(Data entries)
::::::

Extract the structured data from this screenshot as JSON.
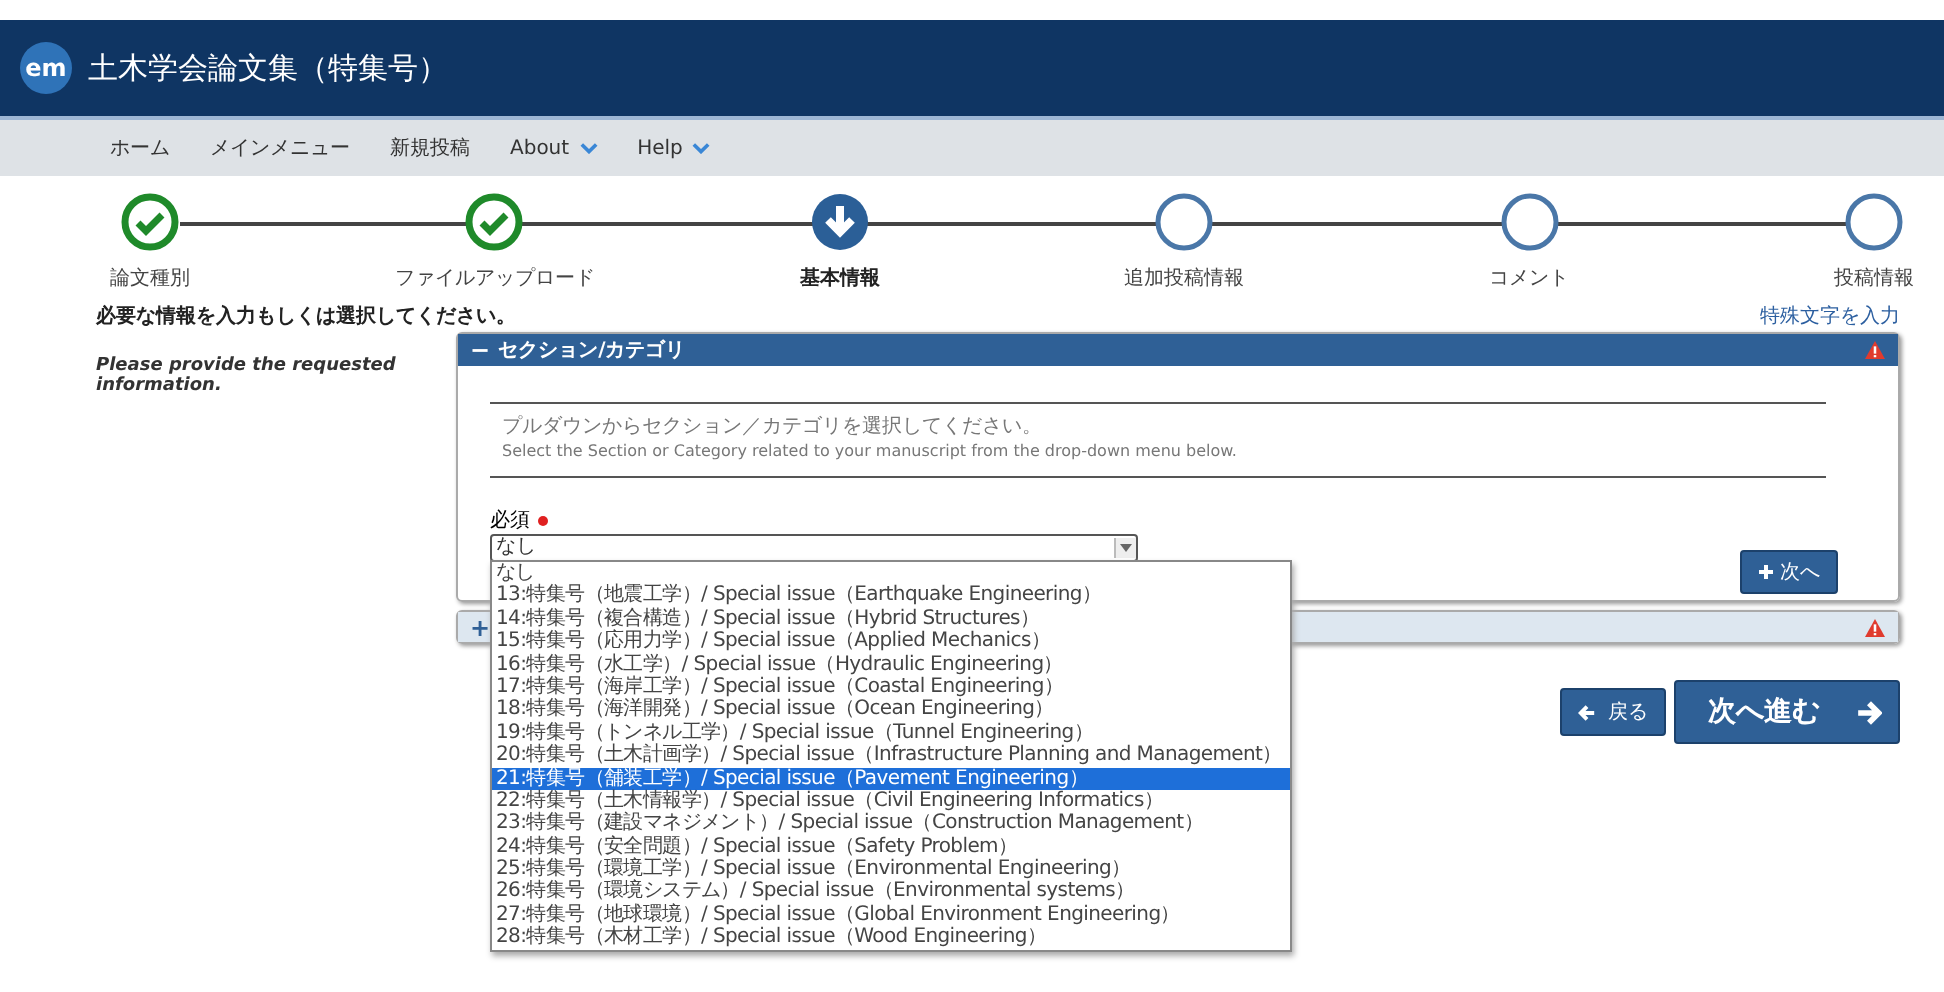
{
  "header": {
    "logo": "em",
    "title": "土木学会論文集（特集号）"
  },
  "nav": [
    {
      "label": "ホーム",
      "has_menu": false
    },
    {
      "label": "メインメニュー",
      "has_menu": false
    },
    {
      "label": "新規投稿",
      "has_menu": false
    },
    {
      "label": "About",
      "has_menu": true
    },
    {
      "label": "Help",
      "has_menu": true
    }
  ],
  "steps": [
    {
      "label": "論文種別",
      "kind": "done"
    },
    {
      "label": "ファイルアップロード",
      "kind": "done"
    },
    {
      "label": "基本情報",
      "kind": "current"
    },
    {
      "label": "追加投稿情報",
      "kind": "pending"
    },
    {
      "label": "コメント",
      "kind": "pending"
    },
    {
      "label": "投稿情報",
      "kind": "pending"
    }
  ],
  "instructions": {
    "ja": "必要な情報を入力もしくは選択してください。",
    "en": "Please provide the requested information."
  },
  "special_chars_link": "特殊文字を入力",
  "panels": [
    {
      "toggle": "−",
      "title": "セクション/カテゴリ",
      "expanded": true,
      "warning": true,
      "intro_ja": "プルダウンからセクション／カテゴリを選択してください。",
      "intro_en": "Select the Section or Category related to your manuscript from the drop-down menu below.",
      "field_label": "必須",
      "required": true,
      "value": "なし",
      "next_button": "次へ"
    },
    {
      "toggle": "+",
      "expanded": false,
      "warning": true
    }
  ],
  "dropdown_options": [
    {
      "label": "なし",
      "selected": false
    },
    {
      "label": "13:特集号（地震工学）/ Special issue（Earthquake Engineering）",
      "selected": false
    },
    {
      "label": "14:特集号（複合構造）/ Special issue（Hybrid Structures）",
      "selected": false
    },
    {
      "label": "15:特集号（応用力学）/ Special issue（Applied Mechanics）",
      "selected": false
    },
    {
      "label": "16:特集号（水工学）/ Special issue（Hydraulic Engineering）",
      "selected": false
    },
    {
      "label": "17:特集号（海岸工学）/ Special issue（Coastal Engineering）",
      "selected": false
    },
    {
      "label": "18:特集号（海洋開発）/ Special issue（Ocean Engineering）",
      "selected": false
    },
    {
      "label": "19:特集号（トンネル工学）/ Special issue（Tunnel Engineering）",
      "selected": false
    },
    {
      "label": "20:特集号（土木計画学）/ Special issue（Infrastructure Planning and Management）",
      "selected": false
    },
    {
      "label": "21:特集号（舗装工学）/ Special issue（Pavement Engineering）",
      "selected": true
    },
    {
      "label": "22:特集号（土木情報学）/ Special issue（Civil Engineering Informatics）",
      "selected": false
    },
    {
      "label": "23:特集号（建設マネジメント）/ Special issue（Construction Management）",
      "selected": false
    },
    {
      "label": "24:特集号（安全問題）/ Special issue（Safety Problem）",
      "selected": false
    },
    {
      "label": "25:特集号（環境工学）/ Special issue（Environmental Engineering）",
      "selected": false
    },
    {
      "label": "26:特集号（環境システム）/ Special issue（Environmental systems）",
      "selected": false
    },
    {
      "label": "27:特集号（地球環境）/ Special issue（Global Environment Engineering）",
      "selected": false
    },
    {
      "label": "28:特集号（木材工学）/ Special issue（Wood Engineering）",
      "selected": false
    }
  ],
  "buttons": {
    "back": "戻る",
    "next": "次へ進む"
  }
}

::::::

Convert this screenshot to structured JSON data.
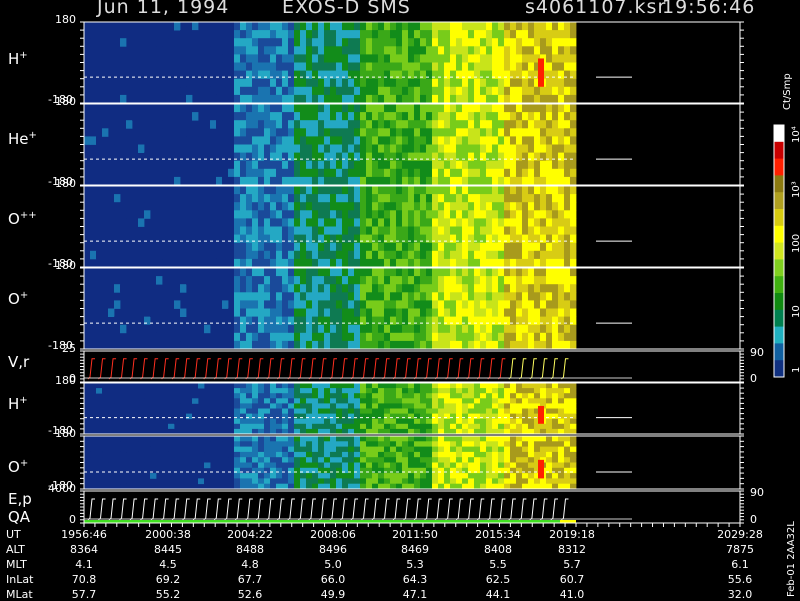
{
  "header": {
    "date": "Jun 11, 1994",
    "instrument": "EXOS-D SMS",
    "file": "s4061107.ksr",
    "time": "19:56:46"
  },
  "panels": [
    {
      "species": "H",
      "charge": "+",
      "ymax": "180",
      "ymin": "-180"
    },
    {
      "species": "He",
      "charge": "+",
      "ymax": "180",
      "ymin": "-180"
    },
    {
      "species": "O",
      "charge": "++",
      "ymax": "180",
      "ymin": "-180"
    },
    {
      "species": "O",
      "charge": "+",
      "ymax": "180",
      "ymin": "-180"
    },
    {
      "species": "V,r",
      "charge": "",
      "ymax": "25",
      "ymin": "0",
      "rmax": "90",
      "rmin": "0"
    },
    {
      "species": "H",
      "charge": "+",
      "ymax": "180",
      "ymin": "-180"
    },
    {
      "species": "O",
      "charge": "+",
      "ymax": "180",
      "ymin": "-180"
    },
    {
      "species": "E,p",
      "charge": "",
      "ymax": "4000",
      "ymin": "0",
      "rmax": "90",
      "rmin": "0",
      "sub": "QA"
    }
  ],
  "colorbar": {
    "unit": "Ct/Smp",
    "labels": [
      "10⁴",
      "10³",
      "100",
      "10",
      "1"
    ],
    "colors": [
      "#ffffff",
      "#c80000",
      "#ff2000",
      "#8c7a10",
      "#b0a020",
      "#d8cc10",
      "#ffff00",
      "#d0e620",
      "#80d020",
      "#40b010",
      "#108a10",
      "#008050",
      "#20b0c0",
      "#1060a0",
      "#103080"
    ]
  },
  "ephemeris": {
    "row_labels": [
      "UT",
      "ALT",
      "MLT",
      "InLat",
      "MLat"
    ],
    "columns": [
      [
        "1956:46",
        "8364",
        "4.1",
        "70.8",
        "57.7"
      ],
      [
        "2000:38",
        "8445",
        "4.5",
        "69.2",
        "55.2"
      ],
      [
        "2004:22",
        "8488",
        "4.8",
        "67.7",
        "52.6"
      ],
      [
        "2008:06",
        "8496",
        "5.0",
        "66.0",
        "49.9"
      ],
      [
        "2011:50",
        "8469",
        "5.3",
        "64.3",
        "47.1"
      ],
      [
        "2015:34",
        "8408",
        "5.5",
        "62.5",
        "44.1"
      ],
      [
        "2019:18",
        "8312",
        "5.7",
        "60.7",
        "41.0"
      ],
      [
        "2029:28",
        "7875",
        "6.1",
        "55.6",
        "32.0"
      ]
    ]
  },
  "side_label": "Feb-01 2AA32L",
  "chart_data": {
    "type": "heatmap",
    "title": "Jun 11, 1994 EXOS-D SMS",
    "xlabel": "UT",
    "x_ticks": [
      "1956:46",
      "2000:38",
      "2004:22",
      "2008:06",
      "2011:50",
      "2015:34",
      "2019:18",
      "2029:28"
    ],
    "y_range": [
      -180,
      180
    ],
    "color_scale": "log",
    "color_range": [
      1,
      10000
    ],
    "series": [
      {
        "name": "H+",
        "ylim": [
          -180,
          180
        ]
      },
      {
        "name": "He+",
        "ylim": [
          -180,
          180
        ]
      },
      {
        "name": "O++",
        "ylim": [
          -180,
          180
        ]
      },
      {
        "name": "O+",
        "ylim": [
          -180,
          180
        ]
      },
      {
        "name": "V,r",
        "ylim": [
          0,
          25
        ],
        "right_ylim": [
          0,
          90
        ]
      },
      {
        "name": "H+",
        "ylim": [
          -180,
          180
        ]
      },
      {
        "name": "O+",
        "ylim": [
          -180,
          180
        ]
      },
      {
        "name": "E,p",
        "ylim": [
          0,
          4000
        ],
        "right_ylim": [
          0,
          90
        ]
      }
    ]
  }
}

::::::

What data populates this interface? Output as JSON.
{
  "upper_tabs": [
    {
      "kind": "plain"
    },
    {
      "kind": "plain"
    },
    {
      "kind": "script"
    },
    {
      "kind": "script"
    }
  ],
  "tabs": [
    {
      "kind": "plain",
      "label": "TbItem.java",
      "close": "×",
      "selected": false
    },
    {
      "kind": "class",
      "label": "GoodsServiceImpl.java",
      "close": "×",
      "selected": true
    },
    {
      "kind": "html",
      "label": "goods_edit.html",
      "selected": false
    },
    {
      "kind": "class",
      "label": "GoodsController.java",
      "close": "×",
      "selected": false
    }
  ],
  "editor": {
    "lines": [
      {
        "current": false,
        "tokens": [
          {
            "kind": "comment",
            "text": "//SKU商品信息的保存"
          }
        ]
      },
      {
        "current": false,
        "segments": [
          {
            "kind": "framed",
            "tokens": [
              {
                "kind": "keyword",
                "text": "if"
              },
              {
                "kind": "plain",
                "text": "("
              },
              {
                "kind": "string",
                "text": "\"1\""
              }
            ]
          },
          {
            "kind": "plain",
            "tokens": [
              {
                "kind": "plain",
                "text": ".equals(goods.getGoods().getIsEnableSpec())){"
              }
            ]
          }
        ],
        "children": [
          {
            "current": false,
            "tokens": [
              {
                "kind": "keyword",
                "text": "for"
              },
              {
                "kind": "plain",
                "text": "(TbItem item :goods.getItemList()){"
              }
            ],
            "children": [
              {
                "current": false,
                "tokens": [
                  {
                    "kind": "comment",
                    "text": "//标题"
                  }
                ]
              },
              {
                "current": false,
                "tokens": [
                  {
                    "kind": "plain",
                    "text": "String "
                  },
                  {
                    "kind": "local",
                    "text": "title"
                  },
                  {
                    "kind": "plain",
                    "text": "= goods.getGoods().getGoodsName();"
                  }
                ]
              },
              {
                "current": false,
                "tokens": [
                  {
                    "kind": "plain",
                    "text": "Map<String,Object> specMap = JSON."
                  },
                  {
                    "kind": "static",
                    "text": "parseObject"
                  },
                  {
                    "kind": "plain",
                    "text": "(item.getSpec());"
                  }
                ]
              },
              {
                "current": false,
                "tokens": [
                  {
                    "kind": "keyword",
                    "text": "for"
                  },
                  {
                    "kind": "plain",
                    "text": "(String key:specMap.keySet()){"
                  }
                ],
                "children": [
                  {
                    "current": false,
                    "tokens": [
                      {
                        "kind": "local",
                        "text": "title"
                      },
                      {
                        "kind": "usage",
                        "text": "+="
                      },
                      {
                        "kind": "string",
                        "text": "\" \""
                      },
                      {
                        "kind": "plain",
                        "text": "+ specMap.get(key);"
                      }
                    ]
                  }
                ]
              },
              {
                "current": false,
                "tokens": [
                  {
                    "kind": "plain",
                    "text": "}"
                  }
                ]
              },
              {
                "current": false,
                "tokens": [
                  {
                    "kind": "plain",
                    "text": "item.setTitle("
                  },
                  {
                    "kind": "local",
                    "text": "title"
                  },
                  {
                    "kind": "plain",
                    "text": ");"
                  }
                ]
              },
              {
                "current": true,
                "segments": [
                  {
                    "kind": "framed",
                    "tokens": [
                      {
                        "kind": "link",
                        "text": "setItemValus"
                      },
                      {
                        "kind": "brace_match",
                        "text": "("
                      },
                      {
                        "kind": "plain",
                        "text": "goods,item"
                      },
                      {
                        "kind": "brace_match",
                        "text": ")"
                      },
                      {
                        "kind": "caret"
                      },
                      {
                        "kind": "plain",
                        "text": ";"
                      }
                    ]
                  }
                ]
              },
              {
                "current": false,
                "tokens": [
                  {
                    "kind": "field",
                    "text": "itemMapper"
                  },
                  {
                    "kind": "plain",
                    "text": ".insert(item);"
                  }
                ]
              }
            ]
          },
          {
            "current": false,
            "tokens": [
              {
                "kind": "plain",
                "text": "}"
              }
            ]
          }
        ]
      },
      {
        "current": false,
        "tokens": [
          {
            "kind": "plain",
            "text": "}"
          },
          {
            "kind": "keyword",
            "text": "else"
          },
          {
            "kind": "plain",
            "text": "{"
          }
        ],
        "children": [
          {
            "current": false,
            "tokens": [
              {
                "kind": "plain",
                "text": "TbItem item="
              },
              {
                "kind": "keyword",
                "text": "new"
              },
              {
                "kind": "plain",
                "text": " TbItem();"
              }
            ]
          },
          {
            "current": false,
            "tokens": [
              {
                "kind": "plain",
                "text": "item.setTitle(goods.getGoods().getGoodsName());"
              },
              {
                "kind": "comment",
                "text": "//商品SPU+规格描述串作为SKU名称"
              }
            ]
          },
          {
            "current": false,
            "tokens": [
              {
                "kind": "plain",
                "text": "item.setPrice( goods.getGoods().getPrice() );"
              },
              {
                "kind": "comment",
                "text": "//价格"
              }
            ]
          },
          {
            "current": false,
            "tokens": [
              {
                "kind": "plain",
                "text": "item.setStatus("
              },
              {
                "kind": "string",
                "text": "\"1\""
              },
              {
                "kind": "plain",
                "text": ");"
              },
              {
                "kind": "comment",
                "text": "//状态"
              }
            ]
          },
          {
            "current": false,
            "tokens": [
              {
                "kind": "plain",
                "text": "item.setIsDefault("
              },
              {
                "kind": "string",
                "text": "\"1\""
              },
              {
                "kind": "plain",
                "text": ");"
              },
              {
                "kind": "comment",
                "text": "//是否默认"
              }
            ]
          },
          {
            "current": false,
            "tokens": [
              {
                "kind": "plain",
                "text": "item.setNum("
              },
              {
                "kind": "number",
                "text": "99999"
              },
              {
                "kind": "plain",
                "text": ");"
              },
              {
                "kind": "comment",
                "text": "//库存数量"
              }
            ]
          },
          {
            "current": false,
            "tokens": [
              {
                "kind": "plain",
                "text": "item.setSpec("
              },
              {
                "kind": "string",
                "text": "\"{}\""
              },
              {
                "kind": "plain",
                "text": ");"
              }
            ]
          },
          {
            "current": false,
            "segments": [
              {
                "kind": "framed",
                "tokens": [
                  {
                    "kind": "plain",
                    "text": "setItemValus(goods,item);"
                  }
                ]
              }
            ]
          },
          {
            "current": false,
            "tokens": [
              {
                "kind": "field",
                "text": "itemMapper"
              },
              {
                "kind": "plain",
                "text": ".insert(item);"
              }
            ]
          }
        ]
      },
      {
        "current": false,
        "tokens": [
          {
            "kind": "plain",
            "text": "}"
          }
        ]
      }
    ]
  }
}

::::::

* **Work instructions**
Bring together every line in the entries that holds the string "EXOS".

* **Response area**
    "instrument": "EXOS-D SMS",
    "title": "Jun 11, 1994 EXOS-D SMS",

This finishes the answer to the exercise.